The Knicks didn't do a bad defensive job on Rose, and considering how bad they were in that department last season, this should be viewed as a monumental achievement. Moments later, Rose missed a driving layup and saw his shot blocked by Tyson Chandler. It was a one-point lead for Chicago, 101-100, when the Knicks had to play the foul game and hope for the best with less than 20 seconds left.
By that point, only the good fortune of Stoudemire making a 3-pointer with 11.9 seconds left (he missed) or the Bulls inexplicably fouling Anthony when up by four with 6.3 seconds left (Melo made both free throws but the Bulls survived anyway) could've given Mike D'Antoni the kind of shot-in-the-arm victory he so badly needs to take the pressure off. The Knicks (8-14) have lost 10 of 12 and now go to Boston on Friday and play host to New Jersey on Saturday in the dreaded, lockout-induced back-to-back-to-back.

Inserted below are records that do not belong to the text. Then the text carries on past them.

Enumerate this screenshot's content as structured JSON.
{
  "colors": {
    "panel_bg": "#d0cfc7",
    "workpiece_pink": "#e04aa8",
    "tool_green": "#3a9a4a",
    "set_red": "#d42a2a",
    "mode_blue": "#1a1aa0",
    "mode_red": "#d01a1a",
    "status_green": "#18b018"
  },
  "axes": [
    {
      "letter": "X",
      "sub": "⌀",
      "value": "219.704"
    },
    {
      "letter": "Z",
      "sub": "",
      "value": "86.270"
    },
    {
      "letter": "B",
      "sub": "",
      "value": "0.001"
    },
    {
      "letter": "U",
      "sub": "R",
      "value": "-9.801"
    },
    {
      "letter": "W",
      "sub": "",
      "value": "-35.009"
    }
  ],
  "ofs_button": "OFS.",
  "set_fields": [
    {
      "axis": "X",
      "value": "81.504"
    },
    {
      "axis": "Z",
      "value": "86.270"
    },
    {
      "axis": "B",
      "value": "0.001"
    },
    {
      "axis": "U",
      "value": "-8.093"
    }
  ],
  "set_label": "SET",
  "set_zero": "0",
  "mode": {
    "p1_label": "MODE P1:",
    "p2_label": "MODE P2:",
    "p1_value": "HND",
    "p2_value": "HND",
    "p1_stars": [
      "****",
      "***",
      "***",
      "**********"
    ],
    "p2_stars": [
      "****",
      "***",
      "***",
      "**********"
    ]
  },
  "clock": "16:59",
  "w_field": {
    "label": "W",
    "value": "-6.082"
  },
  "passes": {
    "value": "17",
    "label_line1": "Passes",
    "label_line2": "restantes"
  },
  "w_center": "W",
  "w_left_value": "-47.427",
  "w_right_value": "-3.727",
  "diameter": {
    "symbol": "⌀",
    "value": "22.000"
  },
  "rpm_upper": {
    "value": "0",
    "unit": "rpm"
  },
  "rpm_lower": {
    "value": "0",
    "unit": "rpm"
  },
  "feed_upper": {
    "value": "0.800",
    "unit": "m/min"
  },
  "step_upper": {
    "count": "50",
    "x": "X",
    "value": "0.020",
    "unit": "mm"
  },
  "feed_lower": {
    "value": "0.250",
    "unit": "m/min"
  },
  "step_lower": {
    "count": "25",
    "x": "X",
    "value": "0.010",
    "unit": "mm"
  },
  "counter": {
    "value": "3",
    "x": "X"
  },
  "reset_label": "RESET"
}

"We played hard, we played well and we had a chance to win," said Stoudemire, who had a season-high 34 points to go with 11 rebounds. "On to the next one."
But it won't get any easier for Stoudemire or the Knicks, and most of all for D'Antoni, whose coaching philosophy and acumen has come under fire without regard for the most important missing ingredient -- for his system or any system.
"Obviously, if you have a great point guard, that's an offense unto itself," Bulls coach Tom Thibodeau said. "So even when something is covered well, they can create something to get you an easy shot, a good shot, a high-percentage shot. And also, their penetration leads to a lot of good things -- second shots, fouls on their bigs. So my recommendation is, if you can get one, get one."
The Bulls have Rose. The Celtics have Rajon Rondo. The Thunder have Russell Westbrook. The Clippers have Chris Paul. There's Tony Parker, ex-Knick Raymond Felton, even Andre Miller and his old-man game, and on and on. The teams with talent but no penetrating point guard (Lakers, Magic) are finding it difficult to win. The lone exception is the Heat, and they've gone and stolen half of D'Antoni's offense and turned LeBron James and Dwyane Wade loose in the open court.
"And those guys are pretty good," Thibodeau said.
Rose had 32 points and 13 assists, doing it all for the Bulls and dictating everything to the defense in front of him. His only misstep was once again at the foul line; after infamously missing two late in the Miami game on Sunday, he made one of two in a similar situation late in this one.
"If only I could make the damn free throws," he said.
These are the kind of problems that you have when your best player is an unguardable point guard. And when your point guard is Toney Douglas, it doesn't matter how many stars you put on the floor around him.
So the Bulls continue their inevitable march to the Eastern Conference finals, while the Knicks wait for Baron Davis to save them. Davis, trying to return from a back injury, better hurry. And if the Knicks hope to do anything but waste Anthony's best years and Stoudemire's best remaining ones, not to mention squander the genius of the best offensive coach in the league, they better take the advice of the best defensive coach in the league.
Nobody knows better than Thibodeau the value of what the Knicks are so blatantly lacking.